  • Australian dwelling approvals unexpectedly rose by 6.8% in August, against expectations of a 5% decline, with both apartment and detached housing approvals increasing. Approvals for apartments drove the monthly gain. WA, SA, and VIC saw the strongest overall gains.
  • Job vacancies fell by 9.8% in the 3 months to end of August but remain 46% above their pre-pandemic levels. Private sector vacancies fell by 10.9% whilst public sector vacancies were up 2.3%. NSW, SA, and TAS saw the largest falls.
  • Australian dwelling prices rose by 1.5% across the 8 capital cities, with annual growth now sitting at 19.5%. Hobart, Canberra, and Sydney led the charge in September.
  • The value of new lending for housing, excluding refinancing, fell 4.3% in august, a larger fall than expected. Lending to both first home buyers and owner occupiers fell whilst lending to investors rose. Lending to first home buyers saw the biggest fall and is now down more than 21% since the peak in January 2021. Affordability hitting home.
  • Australia’s trade surplus came in at a record $15.1 billion in August, with exports up 4.1% whilst imports fell 1.5%, against expectations of a $10 billion rise. Non-rural exports were up a very strong 11.3% in the month to now be up more than 70% over the year. Recent iron ore price falls should see the trade surplus retreat somewhat in the period ahead but still a massive number for August.
  • Asia’s manufacturing activity rebounded in September after virus fears and restrictions eased. But European manufacturers reported increasing strains from supply chain squeezes. That, plus energy shortages, not helping.

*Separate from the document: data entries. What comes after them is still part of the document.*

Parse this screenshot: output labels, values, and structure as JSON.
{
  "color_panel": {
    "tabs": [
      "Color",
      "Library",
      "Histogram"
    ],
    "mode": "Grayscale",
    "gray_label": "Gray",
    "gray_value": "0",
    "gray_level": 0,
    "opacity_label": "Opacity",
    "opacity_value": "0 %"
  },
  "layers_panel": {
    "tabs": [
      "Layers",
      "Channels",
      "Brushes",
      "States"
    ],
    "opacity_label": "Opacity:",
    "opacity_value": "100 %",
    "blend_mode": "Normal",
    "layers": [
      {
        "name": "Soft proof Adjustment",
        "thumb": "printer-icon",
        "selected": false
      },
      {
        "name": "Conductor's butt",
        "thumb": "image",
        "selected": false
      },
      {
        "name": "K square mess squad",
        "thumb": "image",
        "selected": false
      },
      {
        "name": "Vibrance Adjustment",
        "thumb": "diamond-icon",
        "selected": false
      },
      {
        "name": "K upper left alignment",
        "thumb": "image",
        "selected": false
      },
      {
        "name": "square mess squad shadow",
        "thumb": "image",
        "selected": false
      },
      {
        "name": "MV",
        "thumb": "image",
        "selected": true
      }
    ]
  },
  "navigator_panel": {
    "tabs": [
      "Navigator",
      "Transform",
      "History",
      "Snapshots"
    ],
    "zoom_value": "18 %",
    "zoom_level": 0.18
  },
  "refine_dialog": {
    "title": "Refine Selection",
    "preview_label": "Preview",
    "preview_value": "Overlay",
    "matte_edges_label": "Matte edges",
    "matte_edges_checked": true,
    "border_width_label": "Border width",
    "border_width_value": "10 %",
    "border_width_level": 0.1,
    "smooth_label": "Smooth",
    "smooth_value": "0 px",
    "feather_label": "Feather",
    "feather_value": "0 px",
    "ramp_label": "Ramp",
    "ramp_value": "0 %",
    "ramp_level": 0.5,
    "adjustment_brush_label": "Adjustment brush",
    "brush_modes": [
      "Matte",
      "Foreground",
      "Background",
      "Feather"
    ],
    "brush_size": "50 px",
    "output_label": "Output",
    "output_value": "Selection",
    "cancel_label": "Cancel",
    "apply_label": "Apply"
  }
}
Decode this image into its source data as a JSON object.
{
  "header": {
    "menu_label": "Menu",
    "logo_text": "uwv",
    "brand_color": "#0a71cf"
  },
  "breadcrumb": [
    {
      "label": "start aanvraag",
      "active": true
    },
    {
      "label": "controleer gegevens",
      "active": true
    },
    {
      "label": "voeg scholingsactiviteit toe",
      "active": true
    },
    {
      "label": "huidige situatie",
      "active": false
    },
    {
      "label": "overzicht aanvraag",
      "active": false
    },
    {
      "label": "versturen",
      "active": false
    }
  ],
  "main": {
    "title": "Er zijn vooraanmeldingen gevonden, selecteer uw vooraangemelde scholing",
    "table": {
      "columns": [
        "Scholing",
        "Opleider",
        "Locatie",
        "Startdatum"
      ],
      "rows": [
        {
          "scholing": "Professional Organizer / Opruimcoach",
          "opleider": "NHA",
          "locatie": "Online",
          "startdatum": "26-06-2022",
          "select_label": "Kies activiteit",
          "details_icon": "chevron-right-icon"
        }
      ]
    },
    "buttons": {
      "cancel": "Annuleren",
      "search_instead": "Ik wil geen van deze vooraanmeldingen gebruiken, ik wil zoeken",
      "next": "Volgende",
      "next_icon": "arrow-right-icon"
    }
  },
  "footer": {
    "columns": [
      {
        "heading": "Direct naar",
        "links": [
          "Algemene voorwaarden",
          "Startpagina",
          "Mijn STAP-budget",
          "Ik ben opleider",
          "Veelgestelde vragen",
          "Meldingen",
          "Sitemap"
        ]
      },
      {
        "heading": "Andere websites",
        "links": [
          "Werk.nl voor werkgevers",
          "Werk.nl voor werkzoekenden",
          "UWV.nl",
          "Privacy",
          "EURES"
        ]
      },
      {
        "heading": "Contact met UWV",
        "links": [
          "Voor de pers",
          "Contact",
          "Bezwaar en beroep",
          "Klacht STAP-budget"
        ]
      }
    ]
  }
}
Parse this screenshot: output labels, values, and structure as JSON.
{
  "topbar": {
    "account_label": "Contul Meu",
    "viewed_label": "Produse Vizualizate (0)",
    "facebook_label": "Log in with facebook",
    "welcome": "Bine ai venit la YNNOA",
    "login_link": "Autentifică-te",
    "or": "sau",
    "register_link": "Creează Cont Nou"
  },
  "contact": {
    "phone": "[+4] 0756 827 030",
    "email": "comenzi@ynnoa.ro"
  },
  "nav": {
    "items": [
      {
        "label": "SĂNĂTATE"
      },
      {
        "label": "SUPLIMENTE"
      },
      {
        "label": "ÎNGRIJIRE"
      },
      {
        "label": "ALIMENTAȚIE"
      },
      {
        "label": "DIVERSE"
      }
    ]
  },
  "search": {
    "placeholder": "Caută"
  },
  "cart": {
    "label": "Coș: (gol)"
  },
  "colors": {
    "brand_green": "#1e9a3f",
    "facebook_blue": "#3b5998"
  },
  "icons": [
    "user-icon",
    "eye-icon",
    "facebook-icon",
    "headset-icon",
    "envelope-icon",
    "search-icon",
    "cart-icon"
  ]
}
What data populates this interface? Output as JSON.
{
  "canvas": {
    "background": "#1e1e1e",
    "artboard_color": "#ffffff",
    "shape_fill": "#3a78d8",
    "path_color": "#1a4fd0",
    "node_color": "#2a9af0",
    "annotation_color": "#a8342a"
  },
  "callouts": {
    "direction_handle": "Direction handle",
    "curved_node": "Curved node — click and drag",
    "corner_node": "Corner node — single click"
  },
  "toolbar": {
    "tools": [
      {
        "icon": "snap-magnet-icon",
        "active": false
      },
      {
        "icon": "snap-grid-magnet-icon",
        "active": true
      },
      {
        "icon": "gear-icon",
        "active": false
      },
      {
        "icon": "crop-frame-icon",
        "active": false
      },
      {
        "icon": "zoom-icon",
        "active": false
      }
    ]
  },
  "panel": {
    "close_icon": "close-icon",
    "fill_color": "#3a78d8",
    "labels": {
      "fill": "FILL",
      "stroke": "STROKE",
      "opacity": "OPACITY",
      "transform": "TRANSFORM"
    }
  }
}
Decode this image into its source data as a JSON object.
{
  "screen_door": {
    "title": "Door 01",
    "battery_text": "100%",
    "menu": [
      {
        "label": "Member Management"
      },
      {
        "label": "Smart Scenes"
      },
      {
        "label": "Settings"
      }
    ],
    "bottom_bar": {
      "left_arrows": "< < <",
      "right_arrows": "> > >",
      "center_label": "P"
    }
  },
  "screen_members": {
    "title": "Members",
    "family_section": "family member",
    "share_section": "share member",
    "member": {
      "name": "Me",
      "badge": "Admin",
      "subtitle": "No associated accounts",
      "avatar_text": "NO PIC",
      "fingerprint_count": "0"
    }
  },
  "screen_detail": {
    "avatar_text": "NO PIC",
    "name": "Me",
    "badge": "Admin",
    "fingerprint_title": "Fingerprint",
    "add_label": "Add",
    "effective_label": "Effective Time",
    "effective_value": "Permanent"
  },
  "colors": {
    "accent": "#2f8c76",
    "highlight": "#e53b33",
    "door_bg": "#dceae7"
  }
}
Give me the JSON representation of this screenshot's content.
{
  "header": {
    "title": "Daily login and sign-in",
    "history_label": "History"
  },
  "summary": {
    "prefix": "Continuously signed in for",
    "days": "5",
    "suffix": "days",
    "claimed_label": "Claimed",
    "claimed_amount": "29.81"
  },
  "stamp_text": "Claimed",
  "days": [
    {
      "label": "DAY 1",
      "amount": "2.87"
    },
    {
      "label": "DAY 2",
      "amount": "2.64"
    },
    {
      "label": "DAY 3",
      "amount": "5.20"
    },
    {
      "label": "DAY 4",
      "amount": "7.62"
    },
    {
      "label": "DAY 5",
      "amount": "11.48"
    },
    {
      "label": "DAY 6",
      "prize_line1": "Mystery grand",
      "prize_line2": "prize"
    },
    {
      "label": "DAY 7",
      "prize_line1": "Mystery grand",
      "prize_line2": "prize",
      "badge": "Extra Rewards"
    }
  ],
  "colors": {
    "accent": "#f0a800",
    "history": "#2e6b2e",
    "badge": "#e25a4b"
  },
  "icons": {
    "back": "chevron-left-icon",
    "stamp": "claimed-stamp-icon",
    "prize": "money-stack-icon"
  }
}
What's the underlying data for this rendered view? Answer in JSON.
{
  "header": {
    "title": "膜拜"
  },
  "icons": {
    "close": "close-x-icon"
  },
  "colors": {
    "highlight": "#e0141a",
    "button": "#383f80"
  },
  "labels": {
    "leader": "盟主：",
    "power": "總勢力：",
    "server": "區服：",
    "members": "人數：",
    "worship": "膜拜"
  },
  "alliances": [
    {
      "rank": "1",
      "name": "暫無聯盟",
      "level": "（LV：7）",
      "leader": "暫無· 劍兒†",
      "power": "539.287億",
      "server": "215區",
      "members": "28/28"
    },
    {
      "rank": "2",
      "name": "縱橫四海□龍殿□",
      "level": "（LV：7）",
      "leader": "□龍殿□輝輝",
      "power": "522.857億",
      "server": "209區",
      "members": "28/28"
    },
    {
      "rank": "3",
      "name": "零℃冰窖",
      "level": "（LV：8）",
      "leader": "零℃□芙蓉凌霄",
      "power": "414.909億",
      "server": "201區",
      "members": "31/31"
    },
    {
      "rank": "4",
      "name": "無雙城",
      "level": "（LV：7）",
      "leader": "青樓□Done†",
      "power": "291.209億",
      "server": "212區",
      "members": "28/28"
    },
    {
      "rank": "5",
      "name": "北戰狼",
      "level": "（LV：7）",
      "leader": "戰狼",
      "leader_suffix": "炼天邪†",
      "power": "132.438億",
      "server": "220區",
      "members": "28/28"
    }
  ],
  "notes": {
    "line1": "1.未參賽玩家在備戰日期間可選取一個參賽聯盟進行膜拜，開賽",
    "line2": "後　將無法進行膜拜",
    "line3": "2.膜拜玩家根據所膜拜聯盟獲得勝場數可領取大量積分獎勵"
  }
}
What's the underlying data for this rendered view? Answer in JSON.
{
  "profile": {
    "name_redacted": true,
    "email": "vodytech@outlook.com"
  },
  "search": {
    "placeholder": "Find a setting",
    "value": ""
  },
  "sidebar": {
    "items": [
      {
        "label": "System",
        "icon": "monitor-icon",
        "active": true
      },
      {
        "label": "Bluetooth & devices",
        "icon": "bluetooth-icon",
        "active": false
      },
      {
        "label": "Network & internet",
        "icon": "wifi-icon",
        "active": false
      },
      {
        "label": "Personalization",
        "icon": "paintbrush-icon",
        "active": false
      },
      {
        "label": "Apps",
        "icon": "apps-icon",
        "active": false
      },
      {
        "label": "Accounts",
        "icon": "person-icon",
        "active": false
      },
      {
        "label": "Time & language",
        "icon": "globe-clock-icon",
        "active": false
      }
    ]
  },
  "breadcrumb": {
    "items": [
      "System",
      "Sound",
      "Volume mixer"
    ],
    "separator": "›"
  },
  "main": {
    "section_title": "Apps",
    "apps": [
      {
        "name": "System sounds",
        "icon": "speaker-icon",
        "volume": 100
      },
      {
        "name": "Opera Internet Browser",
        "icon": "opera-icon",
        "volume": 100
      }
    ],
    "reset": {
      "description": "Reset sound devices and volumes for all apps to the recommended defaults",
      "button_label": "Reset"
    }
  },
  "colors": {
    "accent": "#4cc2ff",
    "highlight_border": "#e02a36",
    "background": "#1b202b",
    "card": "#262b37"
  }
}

Politics:

  • China’s central government officials ordered the country’s top state-owned energy companies, with all forms of fuel on the table, to secure supplies for this winter at any cost as energy shortages threaten life and their economy.
  • Domenic Perrottet has been confirmed as NSW’s youngest ever premier, largely as expected, winning an internal party room vote very easily. He was most recently the Treasurer and has made some subtle changes to his front bench. Perrottet has also announced a faster easing of virus restrictions than his predecessor’s plan. Nationals’ leader and Deputy Premier John Barilaro also announced he is retiring from politics.
  • US politics remained messy enough to impact market sentiment as congress continues to debate their self-imposed debt ceiling of which any breach will see the government unable to pay their bills. Democrats are considering a smaller stimulus package to improve chances of it being passed, whilst the Biden administration is also set to unveil its China trade policy following a review of import tariffs. Interestingly, a recent report indicated that China is not complying with phase 1 of their trade deal with the US.
  • The Chinese government sent a record number of fighter jets into Taiwan’s defence zone over its national day weekend, with the numbers rising again early this week before Taiwan scrambled fighter jets and deployed missile systems to monitor Chinese planes. The show of force over 4 consecutive days is part of growing and troubling long-term trend.  


Author 

Chris Lioutas, Director, Insight Investment Consultants

Chris holds the position of asset consultant for Maxim Advisors and is a current sitting member of Maxim's investment committee. 

With permission of the author, this article is presented by Maxim Private Clients Pty Ltd ASFL No. 511972

Maxim Private Clients Pty Ltd ABN 47 611 614 398 AFSL No. 511972

Disclaimer: This material has been prepared without considering any potential investor's or clients objectives, financial situation or needs. This article is of a general nature and does not consider the individual circumstances of its recipients. Any information contained within this publication should not be misinterpreted as advice in any way. Please consult your financial advisor should you have any questions or concern